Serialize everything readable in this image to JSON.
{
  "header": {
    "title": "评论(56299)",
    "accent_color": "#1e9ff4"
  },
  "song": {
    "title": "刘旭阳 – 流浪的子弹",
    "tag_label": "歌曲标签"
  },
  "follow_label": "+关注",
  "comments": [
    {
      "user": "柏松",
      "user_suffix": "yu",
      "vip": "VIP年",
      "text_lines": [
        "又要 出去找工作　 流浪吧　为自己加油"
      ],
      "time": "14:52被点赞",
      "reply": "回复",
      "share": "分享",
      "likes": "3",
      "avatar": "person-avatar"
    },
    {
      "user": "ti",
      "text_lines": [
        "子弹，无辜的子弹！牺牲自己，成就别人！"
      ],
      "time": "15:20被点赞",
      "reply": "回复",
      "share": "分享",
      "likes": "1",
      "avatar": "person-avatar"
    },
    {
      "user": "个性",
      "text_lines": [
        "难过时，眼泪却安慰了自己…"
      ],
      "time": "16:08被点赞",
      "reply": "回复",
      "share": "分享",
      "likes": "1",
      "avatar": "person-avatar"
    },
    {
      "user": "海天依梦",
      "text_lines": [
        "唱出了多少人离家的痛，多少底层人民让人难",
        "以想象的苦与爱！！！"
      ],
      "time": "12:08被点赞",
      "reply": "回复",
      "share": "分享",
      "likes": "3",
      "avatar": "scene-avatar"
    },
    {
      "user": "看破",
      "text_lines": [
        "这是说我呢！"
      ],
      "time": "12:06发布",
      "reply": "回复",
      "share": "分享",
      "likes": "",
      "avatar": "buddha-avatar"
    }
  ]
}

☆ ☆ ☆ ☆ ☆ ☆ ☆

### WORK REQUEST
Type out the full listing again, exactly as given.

### RESPONSE TO THE TASK
Serialize everything readable in this image to JSON.
{
  "header": {
    "title": "评论(56299)",
    "accent_color": "#1e9ff4"
  },
  "song": {
    "title": "刘旭阳 – 流浪的子弹",
    "tag_label": "歌曲标签"
  },
  "follow_label": "+关注",
  "comments": [
    {
      "user": "柏松",
      "user_suffix": "yu",
      "vip": "VIP年",
      "text_lines": [
        "又要 出去找工作　 流浪吧　为自己加油"
      ],
      "time": "14:52被点赞",
      "reply": "回复",
      "share": "分享",
      "likes": "3",
      "avatar": "person-avatar"
    },
    {
      "user": "ti",
      "text_lines": [
        "子弹，无辜的子弹！牺牲自己，成就别人！"
      ],
      "time": "15:20被点赞",
      "reply": "回复",
      "share": "分享",
      "likes": "1",
      "avatar": "person-avatar"
    },
    {
      "user": "个性",
      "text_lines": [
        "难过时，眼泪却安慰了自己…"
      ],
      "time": "16:08被点赞",
      "reply": "回复",
      "share": "分享",
      "likes": "1",
      "avatar": "person-avatar"
    },
    {
      "user": "海天依梦",
      "text_lines": [
        "唱出了多少人离家的痛，多少底层人民让人难",
        "以想象的苦与爱！！！"
      ],
      "time": "12:08被点赞",
      "reply": "回复",
      "share": "分享",
      "likes": "3",
      "avatar": "scene-avatar"
    },
    {
      "user": "看破",
      "text_lines": [
        "这是说我呢！"
      ],
      "time": "12:06发布",
      "reply": "回复",
      "share": "分享",
      "likes": "",
      "avatar": "buddha-avatar"
    }
  ]
}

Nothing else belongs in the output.